WASHINGTON, D.C. -- Federal Housing and Urban Development officials say they have frozen HUD funding to the Cherokee Nation over the Freedmen issue.
"HUD has suspended disbursements to the Cherokee Nation of Oklahoma while we seek additional guidance on an unclear statute involving the Freedmen. The funding can be restored once this issue is resolved," said Jereon Brown, HUD Deputy Assistant Secretary.
On August 22, 2011, the Cherokee Nation's Supreme Court upheld a Constitutional amendment requiring all the Nation's citizens to have at least one Indian ancestor on the federally-authorized Dawes Rolls. That decision kicked out nearly 3,000 members or freedmen, descendants of black slaves once owned by Cherokee Tribal members.
On Friday, September 2, 2011 the freedmen asked a U.S. court in Washington, D.C. to restore their voting rights in time for the Chief's election in two weeks.
The freedman voted in the first election - but as of now - cannot vote in the new election.
The feds say with the freedmen issue up in the air, HUD has suspended funding to the tribe.

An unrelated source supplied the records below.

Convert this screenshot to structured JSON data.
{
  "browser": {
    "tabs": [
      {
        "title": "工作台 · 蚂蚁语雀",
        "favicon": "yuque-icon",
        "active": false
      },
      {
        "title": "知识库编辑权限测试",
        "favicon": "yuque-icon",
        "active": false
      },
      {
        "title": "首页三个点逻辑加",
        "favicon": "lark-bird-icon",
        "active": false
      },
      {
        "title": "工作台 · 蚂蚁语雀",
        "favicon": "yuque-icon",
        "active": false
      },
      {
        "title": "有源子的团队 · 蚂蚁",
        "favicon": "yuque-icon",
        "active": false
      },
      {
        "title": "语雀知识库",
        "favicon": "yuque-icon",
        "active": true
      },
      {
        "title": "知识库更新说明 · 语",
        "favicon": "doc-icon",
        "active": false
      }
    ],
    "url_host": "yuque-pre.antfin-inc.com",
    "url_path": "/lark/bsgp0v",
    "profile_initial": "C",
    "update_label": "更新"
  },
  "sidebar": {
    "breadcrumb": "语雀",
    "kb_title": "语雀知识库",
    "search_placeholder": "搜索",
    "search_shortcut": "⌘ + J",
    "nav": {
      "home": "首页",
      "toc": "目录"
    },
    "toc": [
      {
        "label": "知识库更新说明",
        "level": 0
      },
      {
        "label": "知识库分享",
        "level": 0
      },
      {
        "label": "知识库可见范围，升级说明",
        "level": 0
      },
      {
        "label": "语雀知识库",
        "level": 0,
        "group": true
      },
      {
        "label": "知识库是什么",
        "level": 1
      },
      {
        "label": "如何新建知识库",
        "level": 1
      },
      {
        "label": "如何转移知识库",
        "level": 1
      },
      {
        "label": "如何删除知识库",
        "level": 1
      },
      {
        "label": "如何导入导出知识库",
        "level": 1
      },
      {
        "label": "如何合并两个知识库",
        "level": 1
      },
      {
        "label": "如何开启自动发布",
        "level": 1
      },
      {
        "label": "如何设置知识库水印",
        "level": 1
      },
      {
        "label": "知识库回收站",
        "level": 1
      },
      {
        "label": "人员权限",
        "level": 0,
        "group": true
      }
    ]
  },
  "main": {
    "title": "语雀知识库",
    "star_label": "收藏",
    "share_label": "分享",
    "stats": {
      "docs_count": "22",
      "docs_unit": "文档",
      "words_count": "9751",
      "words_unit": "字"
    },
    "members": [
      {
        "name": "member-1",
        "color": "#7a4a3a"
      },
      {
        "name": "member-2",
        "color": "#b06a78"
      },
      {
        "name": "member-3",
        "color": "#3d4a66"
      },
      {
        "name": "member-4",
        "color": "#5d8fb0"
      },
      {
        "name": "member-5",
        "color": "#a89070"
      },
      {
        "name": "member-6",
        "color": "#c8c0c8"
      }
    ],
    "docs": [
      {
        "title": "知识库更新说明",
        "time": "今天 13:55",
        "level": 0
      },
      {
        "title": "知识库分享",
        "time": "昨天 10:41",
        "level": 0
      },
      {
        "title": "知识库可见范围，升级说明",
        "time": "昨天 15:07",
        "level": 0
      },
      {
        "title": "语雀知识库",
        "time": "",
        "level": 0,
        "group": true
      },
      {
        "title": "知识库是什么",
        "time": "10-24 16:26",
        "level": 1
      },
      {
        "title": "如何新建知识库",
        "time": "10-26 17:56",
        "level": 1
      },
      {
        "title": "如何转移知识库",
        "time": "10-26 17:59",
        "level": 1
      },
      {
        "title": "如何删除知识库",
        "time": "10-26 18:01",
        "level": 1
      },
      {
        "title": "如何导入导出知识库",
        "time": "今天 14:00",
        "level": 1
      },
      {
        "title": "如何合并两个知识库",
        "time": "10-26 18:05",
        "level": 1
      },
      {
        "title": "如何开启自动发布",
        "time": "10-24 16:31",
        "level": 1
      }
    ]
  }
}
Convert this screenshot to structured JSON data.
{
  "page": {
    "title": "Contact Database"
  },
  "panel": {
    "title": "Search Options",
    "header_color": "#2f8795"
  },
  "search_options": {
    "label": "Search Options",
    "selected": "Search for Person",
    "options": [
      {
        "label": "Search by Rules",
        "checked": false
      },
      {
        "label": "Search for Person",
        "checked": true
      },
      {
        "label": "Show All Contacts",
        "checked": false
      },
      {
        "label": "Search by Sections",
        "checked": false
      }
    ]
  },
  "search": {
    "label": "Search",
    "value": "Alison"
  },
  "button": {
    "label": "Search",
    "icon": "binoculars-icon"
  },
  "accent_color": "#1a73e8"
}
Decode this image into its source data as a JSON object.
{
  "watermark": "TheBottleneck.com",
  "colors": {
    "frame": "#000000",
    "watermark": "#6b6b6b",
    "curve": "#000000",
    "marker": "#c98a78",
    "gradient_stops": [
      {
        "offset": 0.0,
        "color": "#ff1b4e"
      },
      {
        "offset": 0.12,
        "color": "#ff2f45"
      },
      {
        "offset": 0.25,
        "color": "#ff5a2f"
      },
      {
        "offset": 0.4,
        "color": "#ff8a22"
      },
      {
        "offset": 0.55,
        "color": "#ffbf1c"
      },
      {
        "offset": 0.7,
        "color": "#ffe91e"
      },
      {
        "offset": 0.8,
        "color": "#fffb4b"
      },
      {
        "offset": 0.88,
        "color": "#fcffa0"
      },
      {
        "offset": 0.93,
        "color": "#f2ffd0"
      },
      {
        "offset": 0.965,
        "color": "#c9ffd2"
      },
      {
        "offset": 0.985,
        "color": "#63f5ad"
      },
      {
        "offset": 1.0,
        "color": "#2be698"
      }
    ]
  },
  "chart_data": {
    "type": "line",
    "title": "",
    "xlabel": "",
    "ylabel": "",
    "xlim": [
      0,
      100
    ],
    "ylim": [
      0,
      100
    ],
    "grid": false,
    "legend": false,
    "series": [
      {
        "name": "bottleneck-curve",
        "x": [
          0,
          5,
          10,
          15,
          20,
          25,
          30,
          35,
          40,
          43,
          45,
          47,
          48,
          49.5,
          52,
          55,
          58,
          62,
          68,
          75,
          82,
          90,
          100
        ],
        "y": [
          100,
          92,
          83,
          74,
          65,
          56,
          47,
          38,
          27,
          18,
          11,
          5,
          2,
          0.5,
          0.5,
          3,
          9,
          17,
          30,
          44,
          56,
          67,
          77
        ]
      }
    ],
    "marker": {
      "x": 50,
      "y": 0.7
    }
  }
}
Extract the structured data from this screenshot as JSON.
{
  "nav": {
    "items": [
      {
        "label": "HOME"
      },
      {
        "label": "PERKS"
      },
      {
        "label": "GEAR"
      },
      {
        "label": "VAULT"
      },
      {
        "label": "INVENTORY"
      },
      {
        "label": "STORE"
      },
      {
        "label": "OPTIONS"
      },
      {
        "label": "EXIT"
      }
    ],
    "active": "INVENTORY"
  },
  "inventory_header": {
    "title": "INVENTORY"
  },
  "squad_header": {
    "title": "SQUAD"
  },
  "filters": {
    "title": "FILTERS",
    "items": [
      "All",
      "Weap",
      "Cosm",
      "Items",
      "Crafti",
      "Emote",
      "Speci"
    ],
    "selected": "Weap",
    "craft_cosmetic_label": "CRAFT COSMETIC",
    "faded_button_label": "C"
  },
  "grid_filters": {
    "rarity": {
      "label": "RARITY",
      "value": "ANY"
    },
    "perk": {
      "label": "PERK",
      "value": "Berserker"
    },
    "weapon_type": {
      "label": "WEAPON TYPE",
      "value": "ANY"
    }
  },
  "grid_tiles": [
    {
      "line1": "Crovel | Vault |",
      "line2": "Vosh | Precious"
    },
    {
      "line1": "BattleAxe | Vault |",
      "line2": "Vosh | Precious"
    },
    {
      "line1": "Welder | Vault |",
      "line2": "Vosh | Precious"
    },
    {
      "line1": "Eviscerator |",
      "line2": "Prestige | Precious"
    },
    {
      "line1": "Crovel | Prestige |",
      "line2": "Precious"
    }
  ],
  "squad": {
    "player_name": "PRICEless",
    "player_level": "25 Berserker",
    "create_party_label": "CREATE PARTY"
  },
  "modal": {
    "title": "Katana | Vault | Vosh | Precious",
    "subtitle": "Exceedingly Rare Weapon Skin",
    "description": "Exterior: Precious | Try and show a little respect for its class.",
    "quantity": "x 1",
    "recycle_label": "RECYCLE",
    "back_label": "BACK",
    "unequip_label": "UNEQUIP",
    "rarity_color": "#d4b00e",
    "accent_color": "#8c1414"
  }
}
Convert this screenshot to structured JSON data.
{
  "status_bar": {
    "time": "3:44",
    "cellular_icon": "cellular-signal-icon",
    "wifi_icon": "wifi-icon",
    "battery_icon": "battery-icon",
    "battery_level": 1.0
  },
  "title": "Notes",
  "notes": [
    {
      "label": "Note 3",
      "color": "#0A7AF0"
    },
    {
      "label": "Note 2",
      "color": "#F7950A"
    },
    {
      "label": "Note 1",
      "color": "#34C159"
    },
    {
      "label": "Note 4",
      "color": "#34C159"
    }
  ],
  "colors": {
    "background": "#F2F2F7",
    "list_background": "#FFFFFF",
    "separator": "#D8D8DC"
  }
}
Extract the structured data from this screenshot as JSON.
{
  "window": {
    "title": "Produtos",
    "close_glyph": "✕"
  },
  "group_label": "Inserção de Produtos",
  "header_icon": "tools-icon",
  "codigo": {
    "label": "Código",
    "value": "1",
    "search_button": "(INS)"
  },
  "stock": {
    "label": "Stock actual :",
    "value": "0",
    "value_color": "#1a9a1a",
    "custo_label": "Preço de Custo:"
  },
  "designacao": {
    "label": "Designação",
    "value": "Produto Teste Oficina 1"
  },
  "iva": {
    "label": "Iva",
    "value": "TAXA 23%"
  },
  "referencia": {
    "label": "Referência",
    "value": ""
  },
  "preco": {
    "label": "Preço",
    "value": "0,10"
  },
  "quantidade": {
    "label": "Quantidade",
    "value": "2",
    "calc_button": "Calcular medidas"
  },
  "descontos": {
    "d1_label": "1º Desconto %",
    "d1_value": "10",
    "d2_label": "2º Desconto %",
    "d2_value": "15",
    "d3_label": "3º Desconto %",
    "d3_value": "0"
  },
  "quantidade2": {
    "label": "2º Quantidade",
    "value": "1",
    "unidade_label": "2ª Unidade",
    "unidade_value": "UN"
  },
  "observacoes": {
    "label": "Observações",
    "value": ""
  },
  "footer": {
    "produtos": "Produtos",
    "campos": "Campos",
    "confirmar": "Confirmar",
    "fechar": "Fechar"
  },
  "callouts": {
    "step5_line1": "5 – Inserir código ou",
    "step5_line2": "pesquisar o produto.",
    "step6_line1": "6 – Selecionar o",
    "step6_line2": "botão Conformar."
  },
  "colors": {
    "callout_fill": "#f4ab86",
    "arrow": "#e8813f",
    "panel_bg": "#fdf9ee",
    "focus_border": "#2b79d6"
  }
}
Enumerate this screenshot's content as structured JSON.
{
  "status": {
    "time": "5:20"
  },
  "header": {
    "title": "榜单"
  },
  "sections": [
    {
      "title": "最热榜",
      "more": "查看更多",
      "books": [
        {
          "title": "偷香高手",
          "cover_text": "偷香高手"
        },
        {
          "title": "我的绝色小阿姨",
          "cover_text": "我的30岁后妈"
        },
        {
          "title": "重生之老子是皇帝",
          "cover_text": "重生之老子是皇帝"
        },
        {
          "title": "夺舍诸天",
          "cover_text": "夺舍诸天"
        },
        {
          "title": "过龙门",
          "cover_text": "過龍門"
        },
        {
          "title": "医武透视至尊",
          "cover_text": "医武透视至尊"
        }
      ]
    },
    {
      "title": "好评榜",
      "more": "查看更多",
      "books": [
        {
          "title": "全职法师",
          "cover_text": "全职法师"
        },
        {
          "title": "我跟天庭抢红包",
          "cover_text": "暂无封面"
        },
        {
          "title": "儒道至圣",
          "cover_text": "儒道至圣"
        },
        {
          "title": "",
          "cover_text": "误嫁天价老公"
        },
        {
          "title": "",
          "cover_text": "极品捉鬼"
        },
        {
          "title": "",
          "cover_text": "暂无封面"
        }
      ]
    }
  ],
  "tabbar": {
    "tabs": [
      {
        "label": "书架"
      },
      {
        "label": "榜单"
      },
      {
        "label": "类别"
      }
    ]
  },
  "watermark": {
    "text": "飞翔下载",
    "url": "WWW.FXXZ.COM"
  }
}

Cherokee Nation Attorney General Diane Hammonds sent a letter to HUD last week in which she said the tribe found out when it attempted to draw $33 million from their HUD housing fund on August 31, 2011 and was denied.